With the bioMAKERlab project, we’ve facilitated synthetic biology workshops where high school students genetically-transform yeast to produce beta-carotene (vitamin A) then bake cake products using that yeast. During the lab, students design their own silicone-based molds using shapes/objects of their choosing, as well as develop their own cake recipes. We also engage students in discussions about the ethics and socio-scientific issues surrounding such products and their impacts on humans, nonhumans, and the environment. Given the increasing prevalence of synthetic biology products in our society (e.g. apples that no longer brown or clothing made from bacteria-based synthetic fibers), it’s pretty cool and interesting engaging young people in such scientific practices and conversations.

Image/Mia Shaw

Image/Mia Shaw

What are some of your hobbies you enjoy in your free time?

What free time? Just kidding! On my down time, I enjoy listening to podcasts and music, playing pool, game nights, travelling, attending concerts, and watching Netflix/Hulu.

Who (modern day or historical) inspires you? 

I’m inspired by individuals who live authentically, passionately, vulnerably, and for others. Maya Angelou and Kendrick Lamar are two creatives I am inspired by.

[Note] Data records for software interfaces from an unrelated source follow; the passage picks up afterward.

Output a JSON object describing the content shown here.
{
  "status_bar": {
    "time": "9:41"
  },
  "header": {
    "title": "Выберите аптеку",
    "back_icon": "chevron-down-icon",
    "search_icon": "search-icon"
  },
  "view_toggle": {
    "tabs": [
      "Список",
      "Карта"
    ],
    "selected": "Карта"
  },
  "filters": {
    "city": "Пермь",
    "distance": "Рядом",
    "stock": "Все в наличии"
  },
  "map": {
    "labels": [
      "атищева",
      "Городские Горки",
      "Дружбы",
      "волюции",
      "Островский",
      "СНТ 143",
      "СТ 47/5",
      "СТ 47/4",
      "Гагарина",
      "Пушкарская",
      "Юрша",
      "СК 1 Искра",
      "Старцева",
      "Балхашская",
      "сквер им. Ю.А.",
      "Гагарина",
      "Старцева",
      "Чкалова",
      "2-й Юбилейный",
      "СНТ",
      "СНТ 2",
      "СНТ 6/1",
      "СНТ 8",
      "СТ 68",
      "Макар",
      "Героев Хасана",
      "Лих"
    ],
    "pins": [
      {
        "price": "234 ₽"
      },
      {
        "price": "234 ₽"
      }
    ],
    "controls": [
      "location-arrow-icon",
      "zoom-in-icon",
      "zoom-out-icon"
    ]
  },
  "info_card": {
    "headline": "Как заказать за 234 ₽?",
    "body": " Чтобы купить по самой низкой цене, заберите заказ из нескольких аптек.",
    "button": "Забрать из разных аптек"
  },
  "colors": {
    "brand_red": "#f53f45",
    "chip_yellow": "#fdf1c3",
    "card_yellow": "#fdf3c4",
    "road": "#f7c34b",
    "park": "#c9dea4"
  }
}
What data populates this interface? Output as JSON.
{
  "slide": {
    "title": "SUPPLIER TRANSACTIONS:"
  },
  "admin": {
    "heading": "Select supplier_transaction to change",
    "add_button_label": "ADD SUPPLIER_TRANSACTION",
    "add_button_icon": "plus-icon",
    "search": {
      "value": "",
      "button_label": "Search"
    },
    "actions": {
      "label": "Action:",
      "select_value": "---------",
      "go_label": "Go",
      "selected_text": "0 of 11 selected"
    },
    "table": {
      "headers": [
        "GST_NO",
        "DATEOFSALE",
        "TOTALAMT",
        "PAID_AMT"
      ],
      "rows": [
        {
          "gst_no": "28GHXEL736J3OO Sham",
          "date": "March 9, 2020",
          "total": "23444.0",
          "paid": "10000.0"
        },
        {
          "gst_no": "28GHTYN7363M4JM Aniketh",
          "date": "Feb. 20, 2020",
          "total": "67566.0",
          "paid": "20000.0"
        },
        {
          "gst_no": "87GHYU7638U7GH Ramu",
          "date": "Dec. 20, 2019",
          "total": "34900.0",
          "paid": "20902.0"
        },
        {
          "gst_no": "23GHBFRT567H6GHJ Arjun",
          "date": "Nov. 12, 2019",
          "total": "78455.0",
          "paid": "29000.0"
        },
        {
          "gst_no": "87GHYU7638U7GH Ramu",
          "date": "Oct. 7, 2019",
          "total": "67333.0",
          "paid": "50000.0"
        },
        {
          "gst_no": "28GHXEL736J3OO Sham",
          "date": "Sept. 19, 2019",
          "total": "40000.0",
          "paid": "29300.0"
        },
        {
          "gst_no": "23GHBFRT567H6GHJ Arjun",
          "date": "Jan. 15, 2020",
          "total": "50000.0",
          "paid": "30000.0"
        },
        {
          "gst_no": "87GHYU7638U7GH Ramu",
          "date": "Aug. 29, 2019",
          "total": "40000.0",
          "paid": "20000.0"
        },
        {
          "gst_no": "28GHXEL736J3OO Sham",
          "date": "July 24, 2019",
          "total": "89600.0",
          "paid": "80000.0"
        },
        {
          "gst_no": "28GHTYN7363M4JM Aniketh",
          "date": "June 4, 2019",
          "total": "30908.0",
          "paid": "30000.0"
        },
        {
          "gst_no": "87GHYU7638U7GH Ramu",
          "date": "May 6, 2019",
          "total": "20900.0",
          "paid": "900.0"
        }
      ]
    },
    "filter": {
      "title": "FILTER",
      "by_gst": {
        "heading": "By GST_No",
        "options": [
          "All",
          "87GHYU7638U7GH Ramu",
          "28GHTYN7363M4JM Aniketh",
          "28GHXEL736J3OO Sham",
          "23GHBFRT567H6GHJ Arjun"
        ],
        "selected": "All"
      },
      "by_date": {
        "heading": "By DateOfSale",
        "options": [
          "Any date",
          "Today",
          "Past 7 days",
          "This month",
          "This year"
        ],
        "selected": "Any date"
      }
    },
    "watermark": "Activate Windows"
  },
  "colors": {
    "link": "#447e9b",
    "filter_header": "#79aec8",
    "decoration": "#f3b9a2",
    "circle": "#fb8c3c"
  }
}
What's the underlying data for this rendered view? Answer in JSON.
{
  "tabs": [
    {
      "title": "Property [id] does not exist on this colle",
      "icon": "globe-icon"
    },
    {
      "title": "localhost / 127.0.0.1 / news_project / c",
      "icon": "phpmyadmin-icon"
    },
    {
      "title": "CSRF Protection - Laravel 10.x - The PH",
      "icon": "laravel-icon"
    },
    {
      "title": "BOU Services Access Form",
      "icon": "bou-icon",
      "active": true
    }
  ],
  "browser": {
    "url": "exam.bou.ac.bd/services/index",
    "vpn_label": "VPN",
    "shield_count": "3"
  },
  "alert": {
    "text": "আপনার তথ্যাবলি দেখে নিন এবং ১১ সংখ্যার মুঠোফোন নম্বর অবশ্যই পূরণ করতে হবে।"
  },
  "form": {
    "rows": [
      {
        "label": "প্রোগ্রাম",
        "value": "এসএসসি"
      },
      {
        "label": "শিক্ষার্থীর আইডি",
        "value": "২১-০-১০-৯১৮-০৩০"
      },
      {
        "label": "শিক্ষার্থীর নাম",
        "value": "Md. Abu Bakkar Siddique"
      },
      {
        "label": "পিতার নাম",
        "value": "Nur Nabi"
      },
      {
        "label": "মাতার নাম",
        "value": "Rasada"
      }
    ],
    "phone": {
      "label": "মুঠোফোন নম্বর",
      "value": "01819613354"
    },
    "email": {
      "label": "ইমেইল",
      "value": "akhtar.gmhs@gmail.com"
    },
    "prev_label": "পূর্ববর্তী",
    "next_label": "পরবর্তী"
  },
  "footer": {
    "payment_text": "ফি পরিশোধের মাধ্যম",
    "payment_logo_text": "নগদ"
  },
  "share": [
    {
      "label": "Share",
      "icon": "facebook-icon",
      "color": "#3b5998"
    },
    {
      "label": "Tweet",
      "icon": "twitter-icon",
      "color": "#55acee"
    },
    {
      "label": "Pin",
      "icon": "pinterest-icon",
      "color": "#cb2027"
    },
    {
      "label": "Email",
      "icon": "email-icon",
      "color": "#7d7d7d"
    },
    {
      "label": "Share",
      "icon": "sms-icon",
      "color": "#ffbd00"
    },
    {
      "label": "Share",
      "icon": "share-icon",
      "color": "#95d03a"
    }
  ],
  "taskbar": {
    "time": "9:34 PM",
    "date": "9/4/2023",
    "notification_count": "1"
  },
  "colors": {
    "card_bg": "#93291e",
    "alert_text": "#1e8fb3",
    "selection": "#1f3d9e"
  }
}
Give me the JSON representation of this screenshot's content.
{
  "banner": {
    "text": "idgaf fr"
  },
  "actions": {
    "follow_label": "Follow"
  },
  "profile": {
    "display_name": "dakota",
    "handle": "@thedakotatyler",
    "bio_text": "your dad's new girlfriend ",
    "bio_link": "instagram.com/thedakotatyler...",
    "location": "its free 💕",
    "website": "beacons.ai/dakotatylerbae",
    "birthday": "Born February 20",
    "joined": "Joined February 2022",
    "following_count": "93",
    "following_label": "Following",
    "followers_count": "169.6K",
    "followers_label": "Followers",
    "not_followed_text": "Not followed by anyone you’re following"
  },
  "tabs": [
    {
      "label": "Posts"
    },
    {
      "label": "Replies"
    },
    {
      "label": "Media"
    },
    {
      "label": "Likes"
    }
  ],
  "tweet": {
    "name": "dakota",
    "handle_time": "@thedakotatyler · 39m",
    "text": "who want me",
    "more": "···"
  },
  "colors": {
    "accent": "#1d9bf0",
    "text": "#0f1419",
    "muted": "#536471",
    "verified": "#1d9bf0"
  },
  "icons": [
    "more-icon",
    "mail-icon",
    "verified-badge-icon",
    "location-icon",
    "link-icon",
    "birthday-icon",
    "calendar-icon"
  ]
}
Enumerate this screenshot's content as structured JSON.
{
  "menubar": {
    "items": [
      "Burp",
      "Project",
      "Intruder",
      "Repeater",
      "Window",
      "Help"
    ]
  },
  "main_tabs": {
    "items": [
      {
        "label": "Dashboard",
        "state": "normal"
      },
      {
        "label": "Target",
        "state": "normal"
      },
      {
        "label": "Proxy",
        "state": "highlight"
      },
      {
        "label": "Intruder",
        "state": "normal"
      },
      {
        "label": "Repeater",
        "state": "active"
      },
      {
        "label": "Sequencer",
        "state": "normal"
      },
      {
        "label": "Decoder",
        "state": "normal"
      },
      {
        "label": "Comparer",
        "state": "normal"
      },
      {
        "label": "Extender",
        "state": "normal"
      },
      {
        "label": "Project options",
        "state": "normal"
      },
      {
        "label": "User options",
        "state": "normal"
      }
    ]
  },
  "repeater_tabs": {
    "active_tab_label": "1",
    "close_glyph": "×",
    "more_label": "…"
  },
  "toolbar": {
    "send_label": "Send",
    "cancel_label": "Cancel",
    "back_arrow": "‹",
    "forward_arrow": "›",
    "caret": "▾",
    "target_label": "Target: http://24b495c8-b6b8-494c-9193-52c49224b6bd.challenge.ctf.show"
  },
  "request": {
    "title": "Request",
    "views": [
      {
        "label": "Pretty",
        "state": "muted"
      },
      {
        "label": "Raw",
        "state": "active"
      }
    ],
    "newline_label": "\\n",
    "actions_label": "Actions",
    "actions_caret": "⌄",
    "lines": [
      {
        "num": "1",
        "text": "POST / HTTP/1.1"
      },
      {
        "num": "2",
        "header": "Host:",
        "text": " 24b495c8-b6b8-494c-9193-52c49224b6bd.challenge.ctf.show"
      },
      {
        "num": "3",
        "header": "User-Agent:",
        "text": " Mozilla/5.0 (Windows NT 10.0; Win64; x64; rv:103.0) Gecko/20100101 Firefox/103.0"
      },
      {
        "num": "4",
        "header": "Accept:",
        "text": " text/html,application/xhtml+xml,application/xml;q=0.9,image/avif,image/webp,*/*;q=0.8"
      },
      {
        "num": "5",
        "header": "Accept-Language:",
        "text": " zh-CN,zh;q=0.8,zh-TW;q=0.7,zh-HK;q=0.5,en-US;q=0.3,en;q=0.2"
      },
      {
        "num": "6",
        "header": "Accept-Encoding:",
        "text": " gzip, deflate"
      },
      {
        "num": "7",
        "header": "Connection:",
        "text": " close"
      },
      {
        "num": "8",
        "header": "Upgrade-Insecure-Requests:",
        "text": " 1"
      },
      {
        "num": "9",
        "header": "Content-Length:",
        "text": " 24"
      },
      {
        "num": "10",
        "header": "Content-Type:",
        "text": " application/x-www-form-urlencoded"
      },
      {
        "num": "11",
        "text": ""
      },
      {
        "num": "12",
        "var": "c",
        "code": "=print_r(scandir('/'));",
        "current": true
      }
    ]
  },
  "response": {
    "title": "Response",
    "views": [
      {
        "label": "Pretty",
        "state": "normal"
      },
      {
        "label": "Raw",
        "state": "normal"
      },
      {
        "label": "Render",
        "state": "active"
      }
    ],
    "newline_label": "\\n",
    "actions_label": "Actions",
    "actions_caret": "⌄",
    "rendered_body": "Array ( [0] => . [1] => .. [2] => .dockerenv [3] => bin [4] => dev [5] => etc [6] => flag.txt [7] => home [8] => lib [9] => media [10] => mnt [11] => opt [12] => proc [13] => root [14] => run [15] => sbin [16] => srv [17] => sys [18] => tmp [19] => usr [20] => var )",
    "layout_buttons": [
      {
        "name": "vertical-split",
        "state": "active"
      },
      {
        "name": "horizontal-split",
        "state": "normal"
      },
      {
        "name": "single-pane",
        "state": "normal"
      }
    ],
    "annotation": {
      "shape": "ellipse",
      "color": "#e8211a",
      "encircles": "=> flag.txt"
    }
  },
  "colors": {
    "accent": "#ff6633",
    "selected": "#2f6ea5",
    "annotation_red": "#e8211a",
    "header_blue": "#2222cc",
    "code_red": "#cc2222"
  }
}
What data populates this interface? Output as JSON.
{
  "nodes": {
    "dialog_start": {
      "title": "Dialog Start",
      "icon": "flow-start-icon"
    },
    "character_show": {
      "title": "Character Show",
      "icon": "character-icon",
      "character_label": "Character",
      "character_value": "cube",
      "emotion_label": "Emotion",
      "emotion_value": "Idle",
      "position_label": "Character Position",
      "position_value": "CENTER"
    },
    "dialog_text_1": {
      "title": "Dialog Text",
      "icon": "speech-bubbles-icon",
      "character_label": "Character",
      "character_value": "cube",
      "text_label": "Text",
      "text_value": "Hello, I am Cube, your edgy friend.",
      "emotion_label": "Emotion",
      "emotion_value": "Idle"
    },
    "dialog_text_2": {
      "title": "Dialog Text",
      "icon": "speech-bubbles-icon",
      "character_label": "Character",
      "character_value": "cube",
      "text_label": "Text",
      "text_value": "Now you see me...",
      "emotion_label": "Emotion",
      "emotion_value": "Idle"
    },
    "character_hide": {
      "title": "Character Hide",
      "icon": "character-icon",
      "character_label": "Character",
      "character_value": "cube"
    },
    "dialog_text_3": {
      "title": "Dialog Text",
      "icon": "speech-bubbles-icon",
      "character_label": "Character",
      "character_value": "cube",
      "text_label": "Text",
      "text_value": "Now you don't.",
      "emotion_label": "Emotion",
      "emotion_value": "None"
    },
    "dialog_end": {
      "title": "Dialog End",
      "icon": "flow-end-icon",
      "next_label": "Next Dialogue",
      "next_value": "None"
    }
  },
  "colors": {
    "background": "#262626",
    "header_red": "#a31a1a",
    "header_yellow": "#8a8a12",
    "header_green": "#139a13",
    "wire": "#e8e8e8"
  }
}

Image/Mia Shaw

Image/Mia Shaw

Do you have any favorite fictional educator or STEM characters in books/movies/other art forms?

Hmm good question. I don’t know if this counts, but I was always a fan of Dr. Miranda Bailey on Grey’s Anatomy. Not only was she one of the smartest people on the show, but her strength reminded me a lot of my mother. Also, I don’t remember watching A LOT of The Magic School Bus, but I think my teaching style resembles Ms. Frizzle’s, so there is probably some subconscious admiration there.

If you were a superhero, what would your go-to wearable tech device be?

Ooh y’all have all the creative questions! I would probably possess some sort of wearable speaker that would knock villains back by the sonic waves. 

Where can people find you online?

I can be found on my website at www.miasshaw.com and on LinkedIn at linkedin.com/in/mia-shaw-82365264 . I’m trying to get better at Twitter (@MiaSShaw) but it’s a slippery slope.